waitrose unpacked refill station customer

Source: Waitrose

In our fast-paced, convenience-driven world, single-use has become the norm. An age-old model of reuse and repair has been replaced with today’s throwaway culture. This shift was once hailed as a step forward for humanity. Now we know the truth.

We are stripping away our ecosystems at increasing rates. Our single-use society, enabled by plastic, is inherently destructive.

As the world has begun to wake up to the critical need to reset our relationship with the planet and tackle the throwaway poster boy – plastic – recycling has become an alibi for “business as usual”. It feeds a pretence that the planet can withstand ongoing production of plastic if only there were a recycling system at scale. Big brands continue to deflect responsibility onto consumers, despite the fact the infrastructure doesn’t exist.

The plastic recycling narrative is a convenient placebo pill we have been fed by Big Oil for decades. A major ingredient of the heady cocktail of distractions and manufactured doubt we are fed, all to perpetuate the lie that we are not destroying our liveable planet, and it’s all going to be fine if we just put waste in the right bin.


For too long, there has been an assumption that the majority of single-use is ‘necessary’ or ‘unavoidable’. We must challenge that assumption at every turn, because the “take, make, waste” model is simply not sustainable.

There is another way. After years of tokenistic refill pilots, industry is fortunately waking up to the enormous opportunity of returnable standardised packaging. In partnership with A Plastic Planet, Reposit is developing a universal returnable packaging platform.

Instead of time-consuming refill systems that tend to be marketing initiatives never intended for scale-up, Reposit introduces ‘packaging as a service’ with standardised packaging formats. In partnership with competitive brands and retailers, a centralised co-operative will manage all logistics for collection, washing and redistribution. And the good news? It’s not a theory. It is already happening in UK big CPGs and retailers like M&S, Amazon and Lush, committed from 2024.

At such scale, the returnable experience will soon become our new normal. Shoppers still enjoy the convenience of buying their favourite brands, filled by the brand owner, so product safety and quality is assured.

The ‘empties’ can be returned to thousands of drop-offs at stores, coffee shops, etc. Shoppers instantly collect rewards for the smallest behaviour shift, whilst brands enjoy the immediate ESG benefit – less carbon, less energy, less water – for their investment.

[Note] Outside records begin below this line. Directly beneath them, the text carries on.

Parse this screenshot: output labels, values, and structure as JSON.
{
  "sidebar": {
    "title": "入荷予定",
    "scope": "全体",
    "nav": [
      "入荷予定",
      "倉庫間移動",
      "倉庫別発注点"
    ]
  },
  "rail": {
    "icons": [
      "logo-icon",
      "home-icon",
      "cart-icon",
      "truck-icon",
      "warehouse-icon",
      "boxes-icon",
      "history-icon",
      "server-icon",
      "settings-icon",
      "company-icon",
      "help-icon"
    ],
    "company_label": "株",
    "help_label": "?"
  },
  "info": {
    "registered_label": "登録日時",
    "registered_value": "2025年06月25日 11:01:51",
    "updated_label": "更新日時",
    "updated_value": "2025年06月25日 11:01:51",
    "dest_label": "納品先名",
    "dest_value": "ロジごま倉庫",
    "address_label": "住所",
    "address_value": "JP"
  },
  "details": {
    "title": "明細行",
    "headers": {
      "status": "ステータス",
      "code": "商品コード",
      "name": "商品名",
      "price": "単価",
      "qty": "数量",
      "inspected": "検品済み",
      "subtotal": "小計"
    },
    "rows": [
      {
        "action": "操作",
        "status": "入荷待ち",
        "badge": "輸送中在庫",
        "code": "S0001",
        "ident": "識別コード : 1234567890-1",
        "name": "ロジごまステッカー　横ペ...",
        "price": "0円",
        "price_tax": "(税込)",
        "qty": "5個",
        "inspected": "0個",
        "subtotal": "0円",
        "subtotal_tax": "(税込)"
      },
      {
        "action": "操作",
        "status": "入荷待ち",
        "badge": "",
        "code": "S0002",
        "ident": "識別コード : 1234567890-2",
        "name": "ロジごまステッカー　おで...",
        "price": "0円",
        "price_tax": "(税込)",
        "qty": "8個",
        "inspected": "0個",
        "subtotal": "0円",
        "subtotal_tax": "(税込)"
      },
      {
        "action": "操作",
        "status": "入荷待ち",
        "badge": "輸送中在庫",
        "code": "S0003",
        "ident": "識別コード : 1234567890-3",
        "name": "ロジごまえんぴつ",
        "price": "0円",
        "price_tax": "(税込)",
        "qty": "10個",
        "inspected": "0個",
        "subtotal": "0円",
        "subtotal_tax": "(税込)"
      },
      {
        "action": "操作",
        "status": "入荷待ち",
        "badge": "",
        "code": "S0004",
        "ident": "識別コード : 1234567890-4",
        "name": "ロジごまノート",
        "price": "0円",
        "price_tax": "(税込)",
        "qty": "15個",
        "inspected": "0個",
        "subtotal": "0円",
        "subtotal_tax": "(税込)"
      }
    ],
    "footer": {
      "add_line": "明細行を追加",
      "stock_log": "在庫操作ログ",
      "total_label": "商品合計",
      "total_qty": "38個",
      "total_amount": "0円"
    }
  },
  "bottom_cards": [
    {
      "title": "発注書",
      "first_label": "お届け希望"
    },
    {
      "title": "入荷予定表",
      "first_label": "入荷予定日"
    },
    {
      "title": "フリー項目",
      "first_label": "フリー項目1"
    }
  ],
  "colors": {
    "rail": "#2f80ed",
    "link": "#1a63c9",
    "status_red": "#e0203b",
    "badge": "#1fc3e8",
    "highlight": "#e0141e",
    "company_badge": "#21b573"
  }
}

One day, of course, we should all have a ‘returnable bin’ in our kitchens.

The new ‘Unlocking a Reuse Revolution’ report from the Ellen MacArthur Foundation is proof positive that just as we created a single-use system, industry must now embrace a multi-use system like Reposit, and meet the growing demands of the consumer. When asked whether they would return packaging, nearly 100% of respondents claimed they would likely or very likely return the packaging.

At high scale, with highly collaborative systems and standardised packaging, the GHG emissions savings achieved could be up to 70%; water and material use are reduced by up to 70% and 80% respectively. The Reposit revolution finally puts the consumer at the centre of the system, rewarding them for returning packaging at their own convenience, no longer making them complicit in the waste crisis.

Asda refill zone 3

Asda refill zone

Industry has the power to truly collaborate, share investment and therefore share risk. With the various plastic or carbon taxes coming thick and fast, this shared burden should be an attractive proposition to the risk-averse multinationals – the household names who are the biggest polluters. No one brand, however big, can do this alone. It is an enormous but achievable shift, taking us from our deliberate single-use society to a deliberate multi-use and truly collaborative way of living.

If you can save on plastic and carbon taxes, achieve your ESG targets and build stronger loyalty with your consumers, it’s a no-brainer to change the system. The new EMF Report also states converting 20% of plastic packaging into reuse models is a $10bn business opportunity.

Operating in a standardised model of the future is not a case of eco-warriors shoehorning in a communist utopia. It is an exciting opportunity for brands and the creative industry to ask ‘what else can my brand be and stand for?’. New research from Reposit shows over 60% of shoppers would actually switch brands to buy returnable versus single-use. That’s a risk no business should countenance considering the upsides to both their own and the environment’s bottom line.

We must designing single-use out of our lives, and create a business framework that ensures the products and packaging of tomorrow are genuinely useful again and again and again. Just like nature, circularity is wasteless. This is the new nature economy we must strive for.